So how exactly did Venezuela get to this point?
In March 2013, longtime Venezuelan leader Hugo Chávez died of cancer. Maduro, his handpicked successor, took over after a narrow election win the following month. Maduro echoed the rhetoric of his predecessor and “pledged to complete the socialist transformation of this oil-rich nation that began under the man he served loyally for 20 years,” as The Washington Post reported at the time.
But Maduro’s policies flopped, and the country soon plunged into recession. The cost of basic goods soared, and food, medicine and other necessities were soon out of reach for many Venezuelans. The U.S. mission to the United Nations tweeted at the time that the “so-called ‘election’ in Venezuela is an insult to democracy.”
As anger with Maduro grew, critics say, he consolidated his power and turned further toward authoritarianism.
When the opposition took control of the National Assembly in 2015, he began attempts to take power away from the legislature. In March 2017, the country’s Supreme Court announced it had the right to strip all powers from the National Assembly. That, paired with frustrations about the deepening economic crisis, propelled tens of thousands of Venezuelans into the streets. Mass protests and clashes with police went on for weeks, and Maduro’s rule looked shaky.
The Supreme Court eventually backed down on its efforts to neuter the National Assembly, but Maduro later announced plans to rewrite Venezuela’s constitution.
In May 2017, despite widespread condemnation, Maduro announced that he would create a new “constituent assembly” to rewrite the country’s constitution. The Washington Post’s Anthony Faiola wrote at the time that critics warned that the vote would create “a puppet congress with vast powers to rewrite the constitution and supplant the opposition-controlled National Assembly, leaving all branches of government under firm socialist control.”
Ahead of the July vote, the opposition organized an unofficial referendum in which 98 percent of the 7 million people who took part voted against the creation of the new legislative body.
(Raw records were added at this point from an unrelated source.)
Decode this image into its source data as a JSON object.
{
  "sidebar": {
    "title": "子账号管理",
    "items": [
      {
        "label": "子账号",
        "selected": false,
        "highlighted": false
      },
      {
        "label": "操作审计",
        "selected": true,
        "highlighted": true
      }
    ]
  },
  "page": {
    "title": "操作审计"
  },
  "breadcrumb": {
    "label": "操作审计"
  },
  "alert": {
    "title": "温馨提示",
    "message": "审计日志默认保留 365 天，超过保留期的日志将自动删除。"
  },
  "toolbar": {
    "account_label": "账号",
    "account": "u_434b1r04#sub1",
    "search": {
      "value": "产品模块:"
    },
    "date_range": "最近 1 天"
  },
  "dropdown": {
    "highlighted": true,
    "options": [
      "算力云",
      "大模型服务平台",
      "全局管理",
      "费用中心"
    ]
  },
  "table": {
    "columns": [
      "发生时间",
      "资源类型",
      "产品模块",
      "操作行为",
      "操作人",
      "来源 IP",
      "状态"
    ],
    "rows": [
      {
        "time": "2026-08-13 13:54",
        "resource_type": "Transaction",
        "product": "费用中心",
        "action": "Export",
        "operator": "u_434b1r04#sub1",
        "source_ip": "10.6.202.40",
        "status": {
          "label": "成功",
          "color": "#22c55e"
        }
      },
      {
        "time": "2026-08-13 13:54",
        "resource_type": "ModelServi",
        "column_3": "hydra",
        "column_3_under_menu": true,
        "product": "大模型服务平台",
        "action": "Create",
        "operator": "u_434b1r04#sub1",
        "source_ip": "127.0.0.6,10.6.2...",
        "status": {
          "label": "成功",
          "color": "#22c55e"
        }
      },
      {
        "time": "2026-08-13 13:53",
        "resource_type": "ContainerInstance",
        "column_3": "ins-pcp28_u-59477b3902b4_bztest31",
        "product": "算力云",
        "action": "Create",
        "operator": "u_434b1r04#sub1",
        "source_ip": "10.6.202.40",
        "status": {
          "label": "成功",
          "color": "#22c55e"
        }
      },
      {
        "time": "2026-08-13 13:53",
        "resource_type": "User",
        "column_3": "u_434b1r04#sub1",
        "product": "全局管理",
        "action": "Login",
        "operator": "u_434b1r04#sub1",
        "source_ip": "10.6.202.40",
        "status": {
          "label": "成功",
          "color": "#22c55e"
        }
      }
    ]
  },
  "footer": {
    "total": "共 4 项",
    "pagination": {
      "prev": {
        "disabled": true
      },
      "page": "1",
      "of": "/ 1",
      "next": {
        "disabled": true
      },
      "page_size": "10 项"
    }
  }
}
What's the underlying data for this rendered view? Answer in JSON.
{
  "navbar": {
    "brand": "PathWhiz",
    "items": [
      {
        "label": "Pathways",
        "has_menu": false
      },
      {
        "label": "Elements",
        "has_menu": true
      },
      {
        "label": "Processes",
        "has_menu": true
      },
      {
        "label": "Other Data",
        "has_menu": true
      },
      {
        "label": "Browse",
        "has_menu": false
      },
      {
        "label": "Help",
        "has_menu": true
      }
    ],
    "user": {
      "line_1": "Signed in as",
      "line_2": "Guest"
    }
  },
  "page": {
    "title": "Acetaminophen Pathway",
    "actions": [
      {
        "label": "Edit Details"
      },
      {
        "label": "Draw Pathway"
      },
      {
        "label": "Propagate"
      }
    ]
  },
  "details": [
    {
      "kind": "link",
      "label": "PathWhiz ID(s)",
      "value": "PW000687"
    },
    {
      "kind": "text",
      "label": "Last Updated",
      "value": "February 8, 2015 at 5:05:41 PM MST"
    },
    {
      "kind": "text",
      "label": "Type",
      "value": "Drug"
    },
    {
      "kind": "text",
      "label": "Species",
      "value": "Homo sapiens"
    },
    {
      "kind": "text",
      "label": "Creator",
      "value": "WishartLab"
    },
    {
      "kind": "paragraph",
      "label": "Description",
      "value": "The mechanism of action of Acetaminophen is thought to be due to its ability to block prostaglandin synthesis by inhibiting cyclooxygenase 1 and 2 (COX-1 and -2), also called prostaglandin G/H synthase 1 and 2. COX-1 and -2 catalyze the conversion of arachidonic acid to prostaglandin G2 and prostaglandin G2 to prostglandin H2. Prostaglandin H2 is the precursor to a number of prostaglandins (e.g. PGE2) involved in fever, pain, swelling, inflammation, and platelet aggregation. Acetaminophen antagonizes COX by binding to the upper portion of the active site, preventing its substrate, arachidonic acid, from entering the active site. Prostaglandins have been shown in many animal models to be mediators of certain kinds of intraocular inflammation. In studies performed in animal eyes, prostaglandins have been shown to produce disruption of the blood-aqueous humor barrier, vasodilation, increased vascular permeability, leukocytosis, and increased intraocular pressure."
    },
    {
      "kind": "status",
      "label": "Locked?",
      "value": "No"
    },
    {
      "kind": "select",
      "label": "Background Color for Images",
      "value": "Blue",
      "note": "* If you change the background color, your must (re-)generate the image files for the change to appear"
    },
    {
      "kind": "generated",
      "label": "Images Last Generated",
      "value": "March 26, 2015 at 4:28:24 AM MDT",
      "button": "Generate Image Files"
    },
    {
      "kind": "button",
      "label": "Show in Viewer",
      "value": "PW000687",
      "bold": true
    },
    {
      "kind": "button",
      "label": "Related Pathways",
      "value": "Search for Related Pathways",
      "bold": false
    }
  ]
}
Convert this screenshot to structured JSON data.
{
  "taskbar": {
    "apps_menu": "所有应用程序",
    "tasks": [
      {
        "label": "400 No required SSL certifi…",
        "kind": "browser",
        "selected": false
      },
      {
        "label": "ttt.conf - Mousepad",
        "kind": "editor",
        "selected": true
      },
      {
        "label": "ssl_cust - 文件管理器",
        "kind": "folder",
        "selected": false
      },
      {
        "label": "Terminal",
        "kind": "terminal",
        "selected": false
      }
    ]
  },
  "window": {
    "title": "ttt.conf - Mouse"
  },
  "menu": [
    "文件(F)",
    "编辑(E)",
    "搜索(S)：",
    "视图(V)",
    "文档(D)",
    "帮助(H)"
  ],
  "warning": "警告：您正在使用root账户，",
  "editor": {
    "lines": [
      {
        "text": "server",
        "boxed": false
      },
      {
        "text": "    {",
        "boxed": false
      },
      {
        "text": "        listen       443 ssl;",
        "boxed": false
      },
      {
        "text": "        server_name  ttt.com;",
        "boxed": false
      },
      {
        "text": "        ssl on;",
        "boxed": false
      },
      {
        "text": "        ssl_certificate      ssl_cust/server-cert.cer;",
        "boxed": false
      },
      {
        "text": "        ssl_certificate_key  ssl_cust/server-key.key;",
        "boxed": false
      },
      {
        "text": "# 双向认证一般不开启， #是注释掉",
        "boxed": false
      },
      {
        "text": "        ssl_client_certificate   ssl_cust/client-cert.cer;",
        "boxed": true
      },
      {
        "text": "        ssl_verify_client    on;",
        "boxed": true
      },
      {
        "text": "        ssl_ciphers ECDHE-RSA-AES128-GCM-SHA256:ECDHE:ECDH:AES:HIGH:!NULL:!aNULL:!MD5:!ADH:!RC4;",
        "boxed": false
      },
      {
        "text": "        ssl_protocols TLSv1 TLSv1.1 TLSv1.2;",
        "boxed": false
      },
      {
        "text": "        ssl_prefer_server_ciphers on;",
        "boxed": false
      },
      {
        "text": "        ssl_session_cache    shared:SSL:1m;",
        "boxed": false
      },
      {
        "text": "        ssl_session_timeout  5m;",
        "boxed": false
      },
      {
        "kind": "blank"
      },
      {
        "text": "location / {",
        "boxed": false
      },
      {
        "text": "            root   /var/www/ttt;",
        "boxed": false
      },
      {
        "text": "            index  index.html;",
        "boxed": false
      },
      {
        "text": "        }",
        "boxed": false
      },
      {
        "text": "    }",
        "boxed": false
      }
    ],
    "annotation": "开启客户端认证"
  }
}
But the loyalist constituent assembly was established anyway, and the body declared itself the rightful legislature — something the National Assembly still contests.
Maduro was elected to a new six-year term in May, but the vote was boycotted by the opposition — turnout was the lowest of any presidential election since the 1940s — and was widely considered a sham.
Today, the country’s economic and political crisis has morphed into a humanitarian disaster. About 3 million Venezuelans have fled the country, creating refugee crises in several neighboring countries. Medical services have all but collapsed, and food shortages are endemic: In a May report, Human Rights Watch said most Venezuelans go to bed hungry. In 2017, the report said, Venezuela’s health minister released data showing that “maternal mortality increased 65 percent, infant mortality 30 percent, and malaria cases 76 percent.” The minister was fired shortly thereafter.
What will happen next remains unclear. Maduro has withstood years of political opposition, angry protests and societal collapse. Guaidó's declaration could be just another crisis he manages to weather.
If he does not, Guaidó has already laid out a road map for Venezuela: In a January op-ed for The Post, Guaidó said his potential duties as an interim president would be clear: After forming a transitional government, the next step would be to restore the rule of law and then “call for free elections so all Venezuelans can decide their future.”